Twenty percent of Americans die in an intensive care unit (ICU), often incapacitated or requiring assisted decision making. Surrogates are often required to make urgent, complex, high-stakes decisions. Communication among patients, families, and clinicians is often delayed and inefficient with frequent missed opportunities to support the emotional and psychological needs of surrogates, particularly at the end of life. The Critical Care Nurse Communicator program is a nurse-led, primary palliative care intervention designed to improve the quality and consistency of communication in the ICU and address the informational, psychological, and emotional needs of surrogate decision-makers through the shared decision-making process.
Hispanic Americans are among the fastest growing minority groups in the USA, and understanding their preferences for medical decision-making and information sharing is imperative to provide high quality end of life care. Studies exploring these decision control preferences (DCPs) are limited and found inconsistent results. (1) To measure DCPs of Hispanic patients in the Bronx. (2) To measure disclosure of information preferences of Hispanic patients in the Bronx. This is a cross-sectional survey. One hundred nineteen cancer patients who self-identified as Hispanic and were waiting at the oncology clinic at Montefiore Medical Center Cancer Center. Proportions of patients endorsing DCPs and disclosure of information preferences are reported. The relationship between patient characteristics and DCPs was tested using chi-squared tests of homogeneity. The majority (63, 52.9%) preferred shared decision-making with their doctors, families or both, while 46 (38.7%) had an active decision-making style. A minority (9, 7.6%) had a passive decision-making style, deferring to their families, and only 1 (0.8%) deferring to the physician. No demographic characteristics significantly predicted DCPs. The majority of patients agreed or strongly agreed that they wanted to hear all of the information regarding their diagnosis (94%), treatment options (94%), treatment expectations (92%), and treatment risks and benefits (96%). These results confirm our hypothesis that most Hispanic patients prefer either an active or shared decision-making process rather than a passive decision-making process. Most patients prefer disclosure of diagnosis, prognosis, and plan.

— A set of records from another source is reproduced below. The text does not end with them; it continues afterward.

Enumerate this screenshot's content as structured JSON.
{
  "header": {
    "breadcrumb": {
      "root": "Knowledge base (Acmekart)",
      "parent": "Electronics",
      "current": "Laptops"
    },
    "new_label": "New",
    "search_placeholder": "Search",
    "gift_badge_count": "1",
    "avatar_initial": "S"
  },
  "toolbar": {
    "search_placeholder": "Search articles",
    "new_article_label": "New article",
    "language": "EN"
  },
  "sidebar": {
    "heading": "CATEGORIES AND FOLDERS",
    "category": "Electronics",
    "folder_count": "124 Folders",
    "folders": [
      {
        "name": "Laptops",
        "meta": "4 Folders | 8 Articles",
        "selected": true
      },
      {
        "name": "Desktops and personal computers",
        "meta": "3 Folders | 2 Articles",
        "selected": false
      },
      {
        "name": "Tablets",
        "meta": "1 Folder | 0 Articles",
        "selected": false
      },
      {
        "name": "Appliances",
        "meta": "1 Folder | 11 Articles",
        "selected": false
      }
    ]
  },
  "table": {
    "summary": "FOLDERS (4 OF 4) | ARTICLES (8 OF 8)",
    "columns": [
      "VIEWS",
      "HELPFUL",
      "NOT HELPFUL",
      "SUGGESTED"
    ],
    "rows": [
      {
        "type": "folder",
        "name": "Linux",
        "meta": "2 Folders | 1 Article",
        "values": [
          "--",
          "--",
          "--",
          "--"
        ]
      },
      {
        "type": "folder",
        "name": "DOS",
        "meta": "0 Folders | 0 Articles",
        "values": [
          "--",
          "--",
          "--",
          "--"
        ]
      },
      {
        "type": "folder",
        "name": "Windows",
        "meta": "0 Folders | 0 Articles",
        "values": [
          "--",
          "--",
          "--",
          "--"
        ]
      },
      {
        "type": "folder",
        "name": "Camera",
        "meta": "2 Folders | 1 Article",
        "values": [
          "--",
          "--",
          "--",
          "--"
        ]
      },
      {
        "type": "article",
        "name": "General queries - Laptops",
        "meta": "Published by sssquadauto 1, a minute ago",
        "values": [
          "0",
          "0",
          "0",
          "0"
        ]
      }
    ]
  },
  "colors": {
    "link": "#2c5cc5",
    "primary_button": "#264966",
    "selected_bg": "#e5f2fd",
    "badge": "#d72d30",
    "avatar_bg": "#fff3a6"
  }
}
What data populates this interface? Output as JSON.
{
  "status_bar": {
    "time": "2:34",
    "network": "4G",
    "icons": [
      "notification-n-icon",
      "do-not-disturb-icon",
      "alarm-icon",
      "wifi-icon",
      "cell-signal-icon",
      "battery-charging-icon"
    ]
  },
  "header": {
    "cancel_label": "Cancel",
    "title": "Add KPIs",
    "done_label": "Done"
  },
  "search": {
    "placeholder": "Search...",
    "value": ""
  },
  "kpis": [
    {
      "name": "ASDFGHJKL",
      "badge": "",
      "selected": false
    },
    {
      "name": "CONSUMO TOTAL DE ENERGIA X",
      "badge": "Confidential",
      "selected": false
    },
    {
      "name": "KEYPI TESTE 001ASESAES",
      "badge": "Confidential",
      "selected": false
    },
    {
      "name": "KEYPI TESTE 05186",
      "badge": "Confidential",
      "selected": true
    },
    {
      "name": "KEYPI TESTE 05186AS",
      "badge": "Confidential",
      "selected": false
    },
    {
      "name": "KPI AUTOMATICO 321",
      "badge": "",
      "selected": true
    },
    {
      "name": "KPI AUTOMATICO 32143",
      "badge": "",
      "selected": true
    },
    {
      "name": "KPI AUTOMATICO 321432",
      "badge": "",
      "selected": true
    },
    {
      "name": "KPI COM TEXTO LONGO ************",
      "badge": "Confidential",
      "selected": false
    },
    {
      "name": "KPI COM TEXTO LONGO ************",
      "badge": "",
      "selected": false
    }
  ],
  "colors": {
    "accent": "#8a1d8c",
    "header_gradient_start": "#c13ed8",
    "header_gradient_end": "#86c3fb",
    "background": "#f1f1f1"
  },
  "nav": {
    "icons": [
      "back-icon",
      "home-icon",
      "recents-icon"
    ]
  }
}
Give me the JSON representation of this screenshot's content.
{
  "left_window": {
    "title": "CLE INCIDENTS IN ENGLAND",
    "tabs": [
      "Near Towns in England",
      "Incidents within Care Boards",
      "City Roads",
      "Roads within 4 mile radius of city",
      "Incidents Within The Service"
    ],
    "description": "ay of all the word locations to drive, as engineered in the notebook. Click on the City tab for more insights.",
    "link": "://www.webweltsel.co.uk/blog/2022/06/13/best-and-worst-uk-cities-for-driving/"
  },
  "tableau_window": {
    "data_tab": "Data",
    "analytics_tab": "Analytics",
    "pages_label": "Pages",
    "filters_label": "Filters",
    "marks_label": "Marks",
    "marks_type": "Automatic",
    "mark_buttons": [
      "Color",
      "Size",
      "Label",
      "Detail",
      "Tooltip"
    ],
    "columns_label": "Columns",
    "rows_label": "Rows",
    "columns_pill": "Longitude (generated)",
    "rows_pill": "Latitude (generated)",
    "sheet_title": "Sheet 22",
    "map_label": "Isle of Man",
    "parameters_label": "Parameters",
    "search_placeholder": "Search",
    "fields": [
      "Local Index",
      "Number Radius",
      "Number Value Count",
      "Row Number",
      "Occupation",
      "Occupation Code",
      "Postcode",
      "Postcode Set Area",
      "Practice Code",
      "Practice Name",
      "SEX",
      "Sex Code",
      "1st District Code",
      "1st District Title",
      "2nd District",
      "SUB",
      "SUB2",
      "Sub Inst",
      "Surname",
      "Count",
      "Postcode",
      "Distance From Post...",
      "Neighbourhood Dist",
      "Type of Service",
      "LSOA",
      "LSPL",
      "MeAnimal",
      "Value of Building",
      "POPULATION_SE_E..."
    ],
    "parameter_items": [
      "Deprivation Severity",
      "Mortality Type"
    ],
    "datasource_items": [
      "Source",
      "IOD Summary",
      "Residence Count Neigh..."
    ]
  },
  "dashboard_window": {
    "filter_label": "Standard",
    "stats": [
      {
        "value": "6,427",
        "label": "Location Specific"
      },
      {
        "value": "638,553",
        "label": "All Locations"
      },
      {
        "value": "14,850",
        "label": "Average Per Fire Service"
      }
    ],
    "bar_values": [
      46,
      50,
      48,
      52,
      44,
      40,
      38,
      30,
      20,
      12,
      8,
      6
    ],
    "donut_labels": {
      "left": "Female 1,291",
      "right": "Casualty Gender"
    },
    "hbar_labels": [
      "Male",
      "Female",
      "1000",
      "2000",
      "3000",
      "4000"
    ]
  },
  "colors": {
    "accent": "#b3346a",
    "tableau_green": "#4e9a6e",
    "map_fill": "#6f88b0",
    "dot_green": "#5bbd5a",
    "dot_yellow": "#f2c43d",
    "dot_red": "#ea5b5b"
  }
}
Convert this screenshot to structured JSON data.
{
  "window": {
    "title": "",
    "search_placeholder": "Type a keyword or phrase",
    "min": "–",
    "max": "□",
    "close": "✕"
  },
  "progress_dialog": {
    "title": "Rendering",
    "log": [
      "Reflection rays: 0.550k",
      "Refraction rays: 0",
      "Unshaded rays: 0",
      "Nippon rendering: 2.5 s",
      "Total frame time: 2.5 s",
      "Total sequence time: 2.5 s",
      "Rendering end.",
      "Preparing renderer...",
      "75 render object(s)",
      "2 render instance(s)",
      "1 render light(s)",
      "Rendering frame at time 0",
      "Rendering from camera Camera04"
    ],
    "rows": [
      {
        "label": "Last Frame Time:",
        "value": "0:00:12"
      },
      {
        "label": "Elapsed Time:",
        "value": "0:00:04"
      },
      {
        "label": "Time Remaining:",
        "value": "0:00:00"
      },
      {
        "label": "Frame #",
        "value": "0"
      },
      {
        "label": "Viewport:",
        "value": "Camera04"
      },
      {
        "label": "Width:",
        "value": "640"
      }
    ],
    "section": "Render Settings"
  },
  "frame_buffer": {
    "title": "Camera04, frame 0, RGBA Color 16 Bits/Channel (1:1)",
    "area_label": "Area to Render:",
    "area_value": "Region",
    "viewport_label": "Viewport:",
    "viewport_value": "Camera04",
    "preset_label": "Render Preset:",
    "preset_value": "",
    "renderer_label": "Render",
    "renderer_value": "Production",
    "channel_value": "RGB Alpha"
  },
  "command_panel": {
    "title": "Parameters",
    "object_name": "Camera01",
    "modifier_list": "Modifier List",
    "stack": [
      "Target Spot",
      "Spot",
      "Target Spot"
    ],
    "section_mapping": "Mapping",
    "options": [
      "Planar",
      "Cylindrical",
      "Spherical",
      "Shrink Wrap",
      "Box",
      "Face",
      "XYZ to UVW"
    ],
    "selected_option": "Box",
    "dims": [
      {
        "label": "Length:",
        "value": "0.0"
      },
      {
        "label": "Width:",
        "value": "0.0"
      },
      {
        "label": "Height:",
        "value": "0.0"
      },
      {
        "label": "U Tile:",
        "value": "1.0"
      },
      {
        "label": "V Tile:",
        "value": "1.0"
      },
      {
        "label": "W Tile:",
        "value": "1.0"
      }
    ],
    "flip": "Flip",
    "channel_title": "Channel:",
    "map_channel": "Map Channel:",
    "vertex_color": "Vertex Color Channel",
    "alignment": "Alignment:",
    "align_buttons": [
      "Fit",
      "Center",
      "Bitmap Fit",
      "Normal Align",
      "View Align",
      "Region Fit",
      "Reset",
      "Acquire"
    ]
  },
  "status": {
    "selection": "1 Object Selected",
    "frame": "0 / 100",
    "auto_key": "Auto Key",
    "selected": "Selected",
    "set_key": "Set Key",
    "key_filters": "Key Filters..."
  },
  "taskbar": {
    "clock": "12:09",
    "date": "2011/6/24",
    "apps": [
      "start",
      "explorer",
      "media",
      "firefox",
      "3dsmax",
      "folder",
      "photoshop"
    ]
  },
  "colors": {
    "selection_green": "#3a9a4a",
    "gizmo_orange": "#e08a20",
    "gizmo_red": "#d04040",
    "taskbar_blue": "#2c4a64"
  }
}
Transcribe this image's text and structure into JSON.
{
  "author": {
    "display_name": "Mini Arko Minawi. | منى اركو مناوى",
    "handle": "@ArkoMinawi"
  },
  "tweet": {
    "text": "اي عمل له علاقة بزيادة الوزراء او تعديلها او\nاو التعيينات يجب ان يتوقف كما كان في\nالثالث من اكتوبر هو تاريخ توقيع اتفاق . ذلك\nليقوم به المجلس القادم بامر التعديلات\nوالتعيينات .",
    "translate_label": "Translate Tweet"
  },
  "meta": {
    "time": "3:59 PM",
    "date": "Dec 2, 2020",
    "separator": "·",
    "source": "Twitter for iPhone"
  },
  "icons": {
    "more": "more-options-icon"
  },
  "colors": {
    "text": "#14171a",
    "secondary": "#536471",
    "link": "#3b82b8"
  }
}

BACKGROUND: Cancer remains the leading cause of death by disease for children in the United States. It is imperative to optimize measures to support patients and families facing the end of a child's life. This study asked bereaved parents to reflect on their child's end-of-life care to identify which components of decision-making, supportive services, and communication were helpful, not helpful, or lacking.
METHODS: An anonymous survey about end-of-life experiences was sent to families of children treated at a single institution who died of a malignancy between 2010 and 2017.
RESULTS: Twenty-eight surveys were returned for a 30.8% response rate. Most of the bereaved parents (61%) reported a desire for shared decision-making; this was described by 52% of families at the end of their child's life. There was a statistically significant association between how well death went and whether the parental perception of actual decision-making aligned with desired decision-making (P = .002). Families did not utilize many of the supportive services that are available including psychology and psychiatry (only 22% used). Respondents felt that additional services would have been helpful.
CONCLUSIONS: Health care providers should strive to participate in decision-making models that align with the preferences of the patient and family and provide excellent communication. Additional resources to support families following the death of a child should be identified for families or developed and funded if a gap in available services is identified.